### Required work
What's required is a verbatim printout of all the data.

### Material supplied
____________
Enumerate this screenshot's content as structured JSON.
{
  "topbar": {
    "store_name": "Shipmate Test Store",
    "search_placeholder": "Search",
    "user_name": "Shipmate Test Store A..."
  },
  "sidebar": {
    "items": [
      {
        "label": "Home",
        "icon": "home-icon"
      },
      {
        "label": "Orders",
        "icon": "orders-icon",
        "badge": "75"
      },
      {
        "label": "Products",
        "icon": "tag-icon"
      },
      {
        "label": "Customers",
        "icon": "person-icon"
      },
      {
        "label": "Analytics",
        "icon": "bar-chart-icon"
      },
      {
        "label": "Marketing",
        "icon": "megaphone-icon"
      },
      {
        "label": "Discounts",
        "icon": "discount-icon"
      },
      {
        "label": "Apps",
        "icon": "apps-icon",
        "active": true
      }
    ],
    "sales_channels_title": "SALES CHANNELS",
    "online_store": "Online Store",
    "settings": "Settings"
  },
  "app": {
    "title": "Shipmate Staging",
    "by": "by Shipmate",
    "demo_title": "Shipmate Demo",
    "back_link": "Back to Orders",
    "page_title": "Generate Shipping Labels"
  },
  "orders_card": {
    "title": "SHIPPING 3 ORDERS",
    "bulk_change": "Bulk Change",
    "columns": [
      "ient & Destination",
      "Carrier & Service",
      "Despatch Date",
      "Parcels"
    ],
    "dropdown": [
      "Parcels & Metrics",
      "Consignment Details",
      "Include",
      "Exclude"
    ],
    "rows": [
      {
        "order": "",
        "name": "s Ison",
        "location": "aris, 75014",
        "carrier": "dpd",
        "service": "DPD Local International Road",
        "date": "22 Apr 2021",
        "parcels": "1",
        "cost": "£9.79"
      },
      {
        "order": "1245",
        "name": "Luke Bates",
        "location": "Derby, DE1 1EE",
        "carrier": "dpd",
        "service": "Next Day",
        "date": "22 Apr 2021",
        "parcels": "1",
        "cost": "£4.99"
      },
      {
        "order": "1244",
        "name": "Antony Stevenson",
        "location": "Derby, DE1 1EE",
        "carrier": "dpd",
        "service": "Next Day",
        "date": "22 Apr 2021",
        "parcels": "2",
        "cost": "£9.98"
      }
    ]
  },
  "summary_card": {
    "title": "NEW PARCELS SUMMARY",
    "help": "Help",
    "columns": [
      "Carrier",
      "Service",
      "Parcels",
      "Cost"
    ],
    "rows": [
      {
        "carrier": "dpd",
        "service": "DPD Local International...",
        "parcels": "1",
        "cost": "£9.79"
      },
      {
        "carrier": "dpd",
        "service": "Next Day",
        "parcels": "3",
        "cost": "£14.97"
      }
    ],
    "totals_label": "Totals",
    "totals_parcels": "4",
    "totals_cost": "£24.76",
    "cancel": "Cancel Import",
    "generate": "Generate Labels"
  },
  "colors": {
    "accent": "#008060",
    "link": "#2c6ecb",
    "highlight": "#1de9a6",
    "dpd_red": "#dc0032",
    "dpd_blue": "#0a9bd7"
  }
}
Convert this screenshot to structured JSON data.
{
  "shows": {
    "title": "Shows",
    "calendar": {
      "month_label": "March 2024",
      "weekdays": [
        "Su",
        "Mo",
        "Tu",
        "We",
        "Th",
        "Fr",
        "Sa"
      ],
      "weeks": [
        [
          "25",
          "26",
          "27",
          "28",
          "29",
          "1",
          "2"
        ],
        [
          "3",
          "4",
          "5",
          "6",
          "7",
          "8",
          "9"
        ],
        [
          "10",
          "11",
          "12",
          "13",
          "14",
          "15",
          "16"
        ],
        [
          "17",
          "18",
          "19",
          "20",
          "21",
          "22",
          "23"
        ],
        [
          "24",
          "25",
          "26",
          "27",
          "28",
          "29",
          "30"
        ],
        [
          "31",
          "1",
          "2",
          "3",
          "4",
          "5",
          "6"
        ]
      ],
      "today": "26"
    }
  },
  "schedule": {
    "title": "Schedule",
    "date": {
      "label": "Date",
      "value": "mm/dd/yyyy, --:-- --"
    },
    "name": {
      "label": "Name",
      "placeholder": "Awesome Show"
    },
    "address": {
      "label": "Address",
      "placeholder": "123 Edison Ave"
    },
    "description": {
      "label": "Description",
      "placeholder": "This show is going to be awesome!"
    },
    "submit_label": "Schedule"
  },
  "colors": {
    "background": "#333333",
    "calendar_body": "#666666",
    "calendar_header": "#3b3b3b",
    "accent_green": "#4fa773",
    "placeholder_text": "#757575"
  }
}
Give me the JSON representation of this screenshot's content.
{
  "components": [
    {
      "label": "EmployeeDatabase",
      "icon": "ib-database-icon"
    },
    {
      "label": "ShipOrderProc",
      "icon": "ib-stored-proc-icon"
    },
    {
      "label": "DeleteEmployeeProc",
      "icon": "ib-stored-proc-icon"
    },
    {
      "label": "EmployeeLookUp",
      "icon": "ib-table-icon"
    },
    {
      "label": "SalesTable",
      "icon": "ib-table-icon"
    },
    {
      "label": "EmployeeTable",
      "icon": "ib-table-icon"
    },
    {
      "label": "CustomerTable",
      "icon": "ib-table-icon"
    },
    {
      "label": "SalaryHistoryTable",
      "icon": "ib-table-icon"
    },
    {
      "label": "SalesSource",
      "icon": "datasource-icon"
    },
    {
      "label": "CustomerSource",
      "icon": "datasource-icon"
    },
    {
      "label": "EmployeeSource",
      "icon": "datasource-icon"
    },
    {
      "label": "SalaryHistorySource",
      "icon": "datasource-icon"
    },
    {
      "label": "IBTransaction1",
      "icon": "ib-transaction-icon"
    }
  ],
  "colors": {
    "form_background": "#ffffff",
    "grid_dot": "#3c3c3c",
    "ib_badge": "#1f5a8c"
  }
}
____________
### Result
Enumerate this screenshot's content as structured JSON.
{
  "topbar": {
    "store_name": "Shipmate Test Store",
    "search_placeholder": "Search",
    "user_name": "Shipmate Test Store A..."
  },
  "sidebar": {
    "items": [
      {
        "label": "Home",
        "icon": "home-icon"
      },
      {
        "label": "Orders",
        "icon": "orders-icon",
        "badge": "75"
      },
      {
        "label": "Products",
        "icon": "tag-icon"
      },
      {
        "label": "Customers",
        "icon": "person-icon"
      },
      {
        "label": "Analytics",
        "icon": "bar-chart-icon"
      },
      {
        "label": "Marketing",
        "icon": "megaphone-icon"
      },
      {
        "label": "Discounts",
        "icon": "discount-icon"
      },
      {
        "label": "Apps",
        "icon": "apps-icon",
        "active": true
      }
    ],
    "sales_channels_title": "SALES CHANNELS",
    "online_store": "Online Store",
    "settings": "Settings"
  },
  "app": {
    "title": "Shipmate Staging",
    "by": "by Shipmate",
    "demo_title": "Shipmate Demo",
    "back_link": "Back to Orders",
    "page_title": "Generate Shipping Labels"
  },
  "orders_card": {
    "title": "SHIPPING 3 ORDERS",
    "bulk_change": "Bulk Change",
    "columns": [
      "ient & Destination",
      "Carrier & Service",
      "Despatch Date",
      "Parcels"
    ],
    "dropdown": [
      "Parcels & Metrics",
      "Consignment Details",
      "Include",
      "Exclude"
    ],
    "rows": [
      {
        "order": "",
        "name": "s Ison",
        "location": "aris, 75014",
        "carrier": "dpd",
        "service": "DPD Local International Road",
        "date": "22 Apr 2021",
        "parcels": "1",
        "cost": "£9.79"
      },
      {
        "order": "1245",
        "name": "Luke Bates",
        "location": "Derby, DE1 1EE",
        "carrier": "dpd",
        "service": "Next Day",
        "date": "22 Apr 2021",
        "parcels": "1",
        "cost": "£4.99"
      },
      {
        "order": "1244",
        "name": "Antony Stevenson",
        "location": "Derby, DE1 1EE",
        "carrier": "dpd",
        "service": "Next Day",
        "date": "22 Apr 2021",
        "parcels": "2",
        "cost": "£9.98"
      }
    ]
  },
  "summary_card": {
    "title": "NEW PARCELS SUMMARY",
    "help": "Help",
    "columns": [
      "Carrier",
      "Service",
      "Parcels",
      "Cost"
    ],
    "rows": [
      {
        "carrier": "dpd",
        "service": "DPD Local International...",
        "parcels": "1",
        "cost": "£9.79"
      },
      {
        "carrier": "dpd",
        "service": "Next Day",
        "parcels": "3",
        "cost": "£14.97"
      }
    ],
    "totals_label": "Totals",
    "totals_parcels": "4",
    "totals_cost": "£24.76",
    "cancel": "Cancel Import",
    "generate": "Generate Labels"
  },
  "colors": {
    "accent": "#008060",
    "link": "#2c6ecb",
    "highlight": "#1de9a6",
    "dpd_red": "#dc0032",
    "dpd_blue": "#0a9bd7"
  }
}
Convert this screenshot to structured JSON data.
{
  "shows": {
    "title": "Shows",
    "calendar": {
      "month_label": "March 2024",
      "weekdays": [
        "Su",
        "Mo",
        "Tu",
        "We",
        "Th",
        "Fr",
        "Sa"
      ],
      "weeks": [
        [
          "25",
          "26",
          "27",
          "28",
          "29",
          "1",
          "2"
        ],
        [
          "3",
          "4",
          "5",
          "6",
          "7",
          "8",
          "9"
        ],
        [
          "10",
          "11",
          "12",
          "13",
          "14",
          "15",
          "16"
        ],
        [
          "17",
          "18",
          "19",
          "20",
          "21",
          "22",
          "23"
        ],
        [
          "24",
          "25",
          "26",
          "27",
          "28",
          "29",
          "30"
        ],
        [
          "31",
          "1",
          "2",
          "3",
          "4",
          "5",
          "6"
        ]
      ],
      "today": "26"
    }
  },
  "schedule": {
    "title": "Schedule",
    "date": {
      "label": "Date",
      "value": "mm/dd/yyyy, --:-- --"
    },
    "name": {
      "label": "Name",
      "placeholder": "Awesome Show"
    },
    "address": {
      "label": "Address",
      "placeholder": "123 Edison Ave"
    },
    "description": {
      "label": "Description",
      "placeholder": "This show is going to be awesome!"
    },
    "submit_label": "Schedule"
  },
  "colors": {
    "background": "#333333",
    "calendar_body": "#666666",
    "calendar_header": "#3b3b3b",
    "accent_green": "#4fa773",
    "placeholder_text": "#757575"
  }
}
Give me the JSON representation of this screenshot's content.
{
  "components": [
    {
      "label": "EmployeeDatabase",
      "icon": "ib-database-icon"
    },
    {
      "label": "ShipOrderProc",
      "icon": "ib-stored-proc-icon"
    },
    {
      "label": "DeleteEmployeeProc",
      "icon": "ib-stored-proc-icon"
    },
    {
      "label": "EmployeeLookUp",
      "icon": "ib-table-icon"
    },
    {
      "label": "SalesTable",
      "icon": "ib-table-icon"
    },
    {
      "label": "EmployeeTable",
      "icon": "ib-table-icon"
    },
    {
      "label": "CustomerTable",
      "icon": "ib-table-icon"
    },
    {
      "label": "SalaryHistoryTable",
      "icon": "ib-table-icon"
    },
    {
      "label": "SalesSource",
      "icon": "datasource-icon"
    },
    {
      "label": "CustomerSource",
      "icon": "datasource-icon"
    },
    {
      "label": "EmployeeSource",
      "icon": "datasource-icon"
    },
    {
      "label": "SalaryHistorySource",
      "icon": "datasource-icon"
    },
    {
      "label": "IBTransaction1",
      "icon": "ib-transaction-icon"
    }
  ],
  "colors": {
    "form_background": "#ffffff",
    "grid_dot": "#3c3c3c",
    "ib_badge": "#1f5a8c"
  }
}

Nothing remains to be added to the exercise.